Persons depositing or withdrawing shares or ADS holders must pay:   For:
US$5.00 (or less) per 100 ADSs (or portion of 100 ADSs)   Issuance of ADSs, including issuances resulting from a distribution of shares or rights or other property
    Cancellation of ADSs for the purpose of withdrawal, including if the Deposit Agreement terminates
US$0.05 (or less) per ADS   Any cash distribution to ADS holders
A fee equivalent to the fee that would be payable if securities distributed to you had been shares and the shares had been deposited for issuance of ADSs   Distribution of securities distributed to holders of deposited securities which are distributed by the depositary to ADS holders
US$0.05 (or less) per ADS per calendar year   Depositary services
Registration or transfer fees   Transfer and registration of shares on our share register to or from the name of the depositary or its agent when you deposit or withdraw shares
Expenses of the depositary   Cable, telex and facsimile transmissions (when expressly provided in the Deposit Agreement) converting foreign currency to U.S. dollars
Taxes and other governmental charges the depositary or the custodian has to pay on any ADSs or shares underlying ADSs, such as stock transfer taxes, stamp duty or withholding taxes   As necessary
Any charges incurred by the depositary or its agents for servicing the deposited securities   As necessary


The depositary collects its fees for delivery and surrender of ADSs directly from investors depositing shares or surrendering ADSs for the purpose of withdrawal or from intermediaries acting for them. The depositary collects fees for making distributions to investors by deducting those fees from the amounts distributed or by selling a portion of distributable property to pay the fees. The depositary may collect its annual fee for depositary services by deduction from cash distributions or by directly billing investors or by charging the book-entry system accounts of participants acting for them. The depositary may collect any of its fees by deduction from any cash distribution payable to ADS holders that are obligated to pay those fees. The depositary may generally refuse to provide fee-attracting services until its fees for those services are paid.

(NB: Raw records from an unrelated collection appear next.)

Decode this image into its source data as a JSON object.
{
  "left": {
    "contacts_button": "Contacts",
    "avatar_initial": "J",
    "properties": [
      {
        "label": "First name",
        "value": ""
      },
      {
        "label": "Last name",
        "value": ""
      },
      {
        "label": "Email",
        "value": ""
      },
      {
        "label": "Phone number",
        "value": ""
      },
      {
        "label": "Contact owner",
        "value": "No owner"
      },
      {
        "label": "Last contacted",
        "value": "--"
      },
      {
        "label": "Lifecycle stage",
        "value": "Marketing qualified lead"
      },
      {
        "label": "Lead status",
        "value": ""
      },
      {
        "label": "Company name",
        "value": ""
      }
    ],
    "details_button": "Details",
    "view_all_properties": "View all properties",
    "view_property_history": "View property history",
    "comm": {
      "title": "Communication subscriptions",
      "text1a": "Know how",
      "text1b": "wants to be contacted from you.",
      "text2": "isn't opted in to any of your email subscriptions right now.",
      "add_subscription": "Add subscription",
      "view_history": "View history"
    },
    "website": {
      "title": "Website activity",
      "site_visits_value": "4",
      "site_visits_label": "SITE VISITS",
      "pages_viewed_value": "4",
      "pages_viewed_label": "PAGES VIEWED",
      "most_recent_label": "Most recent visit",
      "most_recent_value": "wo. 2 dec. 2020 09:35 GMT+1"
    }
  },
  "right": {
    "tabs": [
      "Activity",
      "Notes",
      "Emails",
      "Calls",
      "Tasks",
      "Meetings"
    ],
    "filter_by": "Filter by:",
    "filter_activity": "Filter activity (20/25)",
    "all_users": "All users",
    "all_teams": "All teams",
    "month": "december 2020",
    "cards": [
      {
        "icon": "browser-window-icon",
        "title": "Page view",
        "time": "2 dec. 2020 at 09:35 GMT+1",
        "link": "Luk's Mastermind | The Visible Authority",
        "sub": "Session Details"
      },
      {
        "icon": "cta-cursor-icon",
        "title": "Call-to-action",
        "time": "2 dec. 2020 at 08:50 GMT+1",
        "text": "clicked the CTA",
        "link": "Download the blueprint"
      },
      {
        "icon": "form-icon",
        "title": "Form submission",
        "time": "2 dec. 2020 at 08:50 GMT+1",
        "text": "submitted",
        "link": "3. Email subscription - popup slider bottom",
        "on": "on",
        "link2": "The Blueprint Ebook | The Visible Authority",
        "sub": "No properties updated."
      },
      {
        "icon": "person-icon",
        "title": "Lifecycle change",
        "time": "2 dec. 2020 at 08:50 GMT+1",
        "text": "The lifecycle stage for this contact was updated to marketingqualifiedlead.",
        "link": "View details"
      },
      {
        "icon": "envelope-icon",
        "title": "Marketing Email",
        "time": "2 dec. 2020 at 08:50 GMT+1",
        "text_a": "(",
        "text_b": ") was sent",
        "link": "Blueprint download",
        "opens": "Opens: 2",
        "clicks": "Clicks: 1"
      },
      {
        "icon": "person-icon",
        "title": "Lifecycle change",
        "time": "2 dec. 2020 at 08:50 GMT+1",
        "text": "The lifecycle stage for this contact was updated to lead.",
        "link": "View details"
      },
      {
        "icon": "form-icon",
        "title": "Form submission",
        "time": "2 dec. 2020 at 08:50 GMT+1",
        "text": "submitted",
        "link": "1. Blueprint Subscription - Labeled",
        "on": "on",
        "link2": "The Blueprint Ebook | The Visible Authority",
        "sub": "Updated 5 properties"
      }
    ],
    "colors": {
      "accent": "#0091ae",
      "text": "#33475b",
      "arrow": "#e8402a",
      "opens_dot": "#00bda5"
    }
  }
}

From time to time, the depositary may make payments to us to reimburse and/or share revenue from the fees collected from ADS holders, or waive fees and expenses for services provided, generally relating to costs and expenses arising out of establishment and maintenance of the ADS program. In performing its duties under the Deposit Agreement, the depositary may use brokers, dealers or other service providers that are affiliates of the depositary and that may earn or share fees or commissions.


Fees and Payments Made by Us to the Depositary


For the year ended June 30, 2020, we paid The Bank of New York Mellon a total of US$5,036, for services pursuant to the Annual General Meeting (AGM).